On 24th October a special Departmental Colloquium in the Physics Department commemorated the recent 2018 Nobel Prize in Physics awarded to Arthur Ashkin, Gerard Mourou and Donna Sutherland. The prize celebrated the trios' "groundbreaking inventions in the field of laser physics”. Dr Gavin Morley spoke about the invention of optical tweezers, and their widespread adoption and use today. Dr James Lloyd-Hughes described the discovery and principles of chirped-pulse amplification, which is now used worldwide to create incredibly intense laser pulses for laser machining (micromachining and laser eye surgery) and scientific applications.
Chirped pulse amplification is the technique used in WCUS to produce our amplified laser pulses, which we use to perform ultrafast spectroscopy across the electromagnetic spectrum. As an example of the extreme intensity now routinely available, this video shows the focussed laser beam output producing a plasma (white ball, bottom right). The "buzz" on the video is the sound of the laser creating a mini explosion 1000 times per second. In addition to glowing, the plasma acts as a non-linear source of light, hence the blue/white/red glow on the top left. Thanks to Dr Mick Staniforth & Connor Mosley for the video.
We would like to invite you to the University of Warwick in December to a workshop on terahertz (THz) science and technology, with the theme "THz Instrumentation and Applications". The scientific and technical session of talks and posters will be on Tuesday 11th December, with a welcome dinner on campus the night before (Monday 10th). The event is being organised by Emma MacPherson & James Lloyd-Hughes in Warwick, with help from some of the previous EPSRC Teranet network steering group. Registration and the programme are available here.

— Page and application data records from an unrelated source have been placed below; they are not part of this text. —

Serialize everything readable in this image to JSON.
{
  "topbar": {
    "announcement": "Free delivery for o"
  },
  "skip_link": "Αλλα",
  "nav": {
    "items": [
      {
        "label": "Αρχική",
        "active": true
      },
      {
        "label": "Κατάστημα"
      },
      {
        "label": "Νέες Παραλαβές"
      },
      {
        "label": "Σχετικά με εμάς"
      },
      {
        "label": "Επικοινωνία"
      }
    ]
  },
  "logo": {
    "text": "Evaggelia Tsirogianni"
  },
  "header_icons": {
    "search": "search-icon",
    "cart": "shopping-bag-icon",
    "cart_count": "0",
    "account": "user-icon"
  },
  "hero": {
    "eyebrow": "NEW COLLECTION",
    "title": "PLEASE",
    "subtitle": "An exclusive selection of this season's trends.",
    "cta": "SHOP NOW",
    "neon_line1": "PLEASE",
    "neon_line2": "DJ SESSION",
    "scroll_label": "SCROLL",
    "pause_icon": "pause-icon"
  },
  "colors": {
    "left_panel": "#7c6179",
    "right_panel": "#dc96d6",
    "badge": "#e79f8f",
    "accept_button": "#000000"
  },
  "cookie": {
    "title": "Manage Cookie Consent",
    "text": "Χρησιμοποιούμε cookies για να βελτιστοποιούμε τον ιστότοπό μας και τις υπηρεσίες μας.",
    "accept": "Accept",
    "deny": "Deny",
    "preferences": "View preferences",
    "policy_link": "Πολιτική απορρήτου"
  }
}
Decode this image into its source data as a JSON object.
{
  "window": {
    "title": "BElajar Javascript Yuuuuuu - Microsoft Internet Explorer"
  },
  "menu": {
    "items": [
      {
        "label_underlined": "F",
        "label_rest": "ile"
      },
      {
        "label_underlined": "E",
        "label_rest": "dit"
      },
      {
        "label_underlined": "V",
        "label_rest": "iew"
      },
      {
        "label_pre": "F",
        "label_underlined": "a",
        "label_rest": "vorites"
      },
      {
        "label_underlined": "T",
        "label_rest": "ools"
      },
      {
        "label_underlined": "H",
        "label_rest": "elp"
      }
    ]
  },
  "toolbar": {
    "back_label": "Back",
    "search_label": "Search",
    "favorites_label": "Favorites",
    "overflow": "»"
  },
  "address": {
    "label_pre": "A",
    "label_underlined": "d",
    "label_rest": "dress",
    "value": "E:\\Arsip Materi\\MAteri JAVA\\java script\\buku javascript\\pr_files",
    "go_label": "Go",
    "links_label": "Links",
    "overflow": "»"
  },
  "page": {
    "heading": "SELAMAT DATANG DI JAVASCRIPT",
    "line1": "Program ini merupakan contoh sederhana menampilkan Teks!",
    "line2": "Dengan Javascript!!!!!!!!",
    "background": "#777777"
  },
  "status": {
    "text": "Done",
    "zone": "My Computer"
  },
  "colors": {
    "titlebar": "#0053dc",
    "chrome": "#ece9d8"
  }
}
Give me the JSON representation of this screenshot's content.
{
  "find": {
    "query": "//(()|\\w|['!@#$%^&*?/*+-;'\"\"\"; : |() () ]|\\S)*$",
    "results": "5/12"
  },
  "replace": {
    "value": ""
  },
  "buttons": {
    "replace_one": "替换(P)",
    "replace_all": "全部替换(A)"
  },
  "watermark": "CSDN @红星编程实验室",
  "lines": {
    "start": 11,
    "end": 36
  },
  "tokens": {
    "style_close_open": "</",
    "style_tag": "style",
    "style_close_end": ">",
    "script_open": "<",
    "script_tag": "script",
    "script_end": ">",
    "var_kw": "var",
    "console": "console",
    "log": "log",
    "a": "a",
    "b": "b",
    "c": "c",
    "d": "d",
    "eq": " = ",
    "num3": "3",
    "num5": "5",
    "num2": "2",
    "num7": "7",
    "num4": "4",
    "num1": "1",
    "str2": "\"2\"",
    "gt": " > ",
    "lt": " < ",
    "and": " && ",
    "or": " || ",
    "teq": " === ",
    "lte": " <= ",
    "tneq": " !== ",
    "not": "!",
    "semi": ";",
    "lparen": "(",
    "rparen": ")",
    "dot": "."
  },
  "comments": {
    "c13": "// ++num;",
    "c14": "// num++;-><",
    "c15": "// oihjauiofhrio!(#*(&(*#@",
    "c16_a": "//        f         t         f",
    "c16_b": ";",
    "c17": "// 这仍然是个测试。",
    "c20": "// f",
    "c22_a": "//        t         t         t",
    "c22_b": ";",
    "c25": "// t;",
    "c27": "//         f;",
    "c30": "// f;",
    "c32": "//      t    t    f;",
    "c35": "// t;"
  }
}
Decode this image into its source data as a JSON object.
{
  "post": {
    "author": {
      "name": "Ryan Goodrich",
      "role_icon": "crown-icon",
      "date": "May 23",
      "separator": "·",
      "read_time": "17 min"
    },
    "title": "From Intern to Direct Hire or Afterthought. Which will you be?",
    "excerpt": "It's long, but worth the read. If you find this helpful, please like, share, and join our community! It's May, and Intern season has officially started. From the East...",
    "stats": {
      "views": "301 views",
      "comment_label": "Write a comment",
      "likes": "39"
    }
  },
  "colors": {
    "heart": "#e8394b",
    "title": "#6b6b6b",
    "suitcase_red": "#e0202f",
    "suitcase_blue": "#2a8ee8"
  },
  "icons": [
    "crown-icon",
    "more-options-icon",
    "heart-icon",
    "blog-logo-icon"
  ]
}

Results from one of our PhD students, Maurizio Monti, have just been accepted for publication in J. Phys. Chem. C. Well done to Maurizio on his first paper, and the first paper from the optical-pump THz-probe (OPTP) spectroscopy beamline at WCUS. In this work we have used OPTP to study how rapidly the energetic carriers in a perosvkite semiconductor relax in energy within their bands.